ⓘ Nephrocalcinosis

                                     

ⓘ Nephrocalcinosis

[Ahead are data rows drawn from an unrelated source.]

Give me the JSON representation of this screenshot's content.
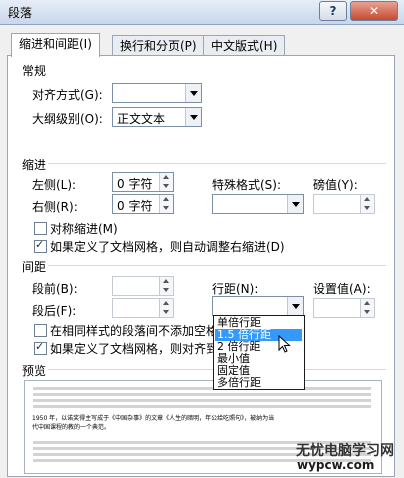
{
  "window": {
    "title": "段落",
    "help_label": "?",
    "close_label": "✕"
  },
  "tabs": [
    {
      "label": "缩进和间距(I)"
    },
    {
      "label": "换行和分页(P)"
    },
    {
      "label": "中文版式(H)"
    }
  ],
  "general": {
    "heading": "常规",
    "alignment_label": "对齐方式(G):",
    "alignment_value": "",
    "outline_label": "大纲级别(O):",
    "outline_value": "正文文本"
  },
  "indent": {
    "heading": "缩进",
    "left_label": "左侧(L):",
    "left_value": "0 字符",
    "right_label": "右侧(R):",
    "right_value": "0 字符",
    "special_label": "特殊格式(S):",
    "special_value": "",
    "by_label": "磅值(Y):",
    "by_value": "",
    "mirror_label": "对称缩进(M)",
    "mirror_checked": false,
    "auto_adjust_label": "如果定义了文档网格，则自动调整右缩进(D)",
    "auto_adjust_checked": true
  },
  "spacing": {
    "heading": "间距",
    "before_label": "段前(B):",
    "before_value": "",
    "after_label": "段后(F):",
    "after_value": "",
    "line_label": "行距(N):",
    "line_value": "",
    "at_label": "设置值(A):",
    "at_value": "",
    "no_space_label": "在相同样式的段落间不添加空格",
    "no_space_checked": false,
    "snap_label": "如果定义了文档网格，则对齐到",
    "snap_checked": true
  },
  "line_spacing_options": [
    {
      "label": "单倍行距",
      "selected": false
    },
    {
      "label": "1.5 倍行距",
      "selected": true
    },
    {
      "label": "2 倍行距",
      "selected": false
    },
    {
      "label": "最小值",
      "selected": false
    },
    {
      "label": "固定值",
      "selected": false
    },
    {
      "label": "多倍行距",
      "selected": false
    }
  ],
  "preview": {
    "heading": "预览",
    "text_line1": "1950 年，以诺奖得主写成于《中国杂事》的文章《人生的暗明，年公给吃照句》，被纳为当",
    "text_line2": "代中国课程的教的一个典范。"
  },
  "watermark": {
    "text": "无忧电脑学习网",
    "url": "wypcw.com"
  }
}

Nephrocalcinosis, once known as Albrights calcinosis after Fuller Albright, is a term originally used to describe deposition of calcium salts in the renal parenchyma due to hyperparathyroidism. The term nephrocalcinosis is used to describe the deposition of both calcium oxalate and calcium phosphate. It may cause acute kidney injury. It is now more commonly used to describe diffuse, fine, renal parenchymal calcification on radiology. It is caused by multiple different conditions and is determined progressive kidney dysfunction. These outlines eventually come together to form a dense mass. During its early stages, nephrocalcinosis is visible on x-ray, and appears as a fine granular mottling over the renal outlines. It is most commonly seen as an incidental finding with medullary sponge kidney on an abdominal x-ray. However, it may be severe enough to cause renal tubular acidosis or even end stage kidney disease, due to disruption of the kidney tissue by the deposited calcium.

                                     
  • Chronic hypercalciuria may lead to impairment of renal function, nephrocalcinosis and chronic kidney disease. Patients with hypercalciuria have kidneys
  • excess calcium in the urine, formation of calcium kidney stones, nephrocalcinosis and chronic kidney failure. Dent s disease is often used to describe
  • with nephropathy. It is characterised by dental abnormalities and nephrocalcinosis The dental abnormalities include hypoplastic amelogenesis imperfecta
  • Thakker RV Mar 1994 Dent s disease, a renal Fanconi syndrome with nephrocalcinosis and kidney stones, is associated with a microdeletion involving DXS255
  • nephropathy is biopsied, the pathological findings are typical of nephrocalcinosis diffuse tubular injury with calcium phosphate crystal deposition.
  • RA 1964 The blue diaper syndrome: Familial hypercalcemia with nephrocalcinosis and indicanuria A new familial disease, with definition of the metabolic
  • Talbot H. W. Sulkowitch. Metabolic studies and therapy in a case of nephrocalcinosis with rickets and dwarfism. Bulletin of the Johns Hopkins Hospital
  • magnesium wasting with hypomagnesemia and hypercalciuria, resulting in nephrocalcinosis and renal failure. Model organisms have been used in the study of CLDN16
  • excess amounts of calcium in the urine hypercalciuria and kidneys nephrocalcinosis which may lead to kidney stones. In rare occasions, the infant may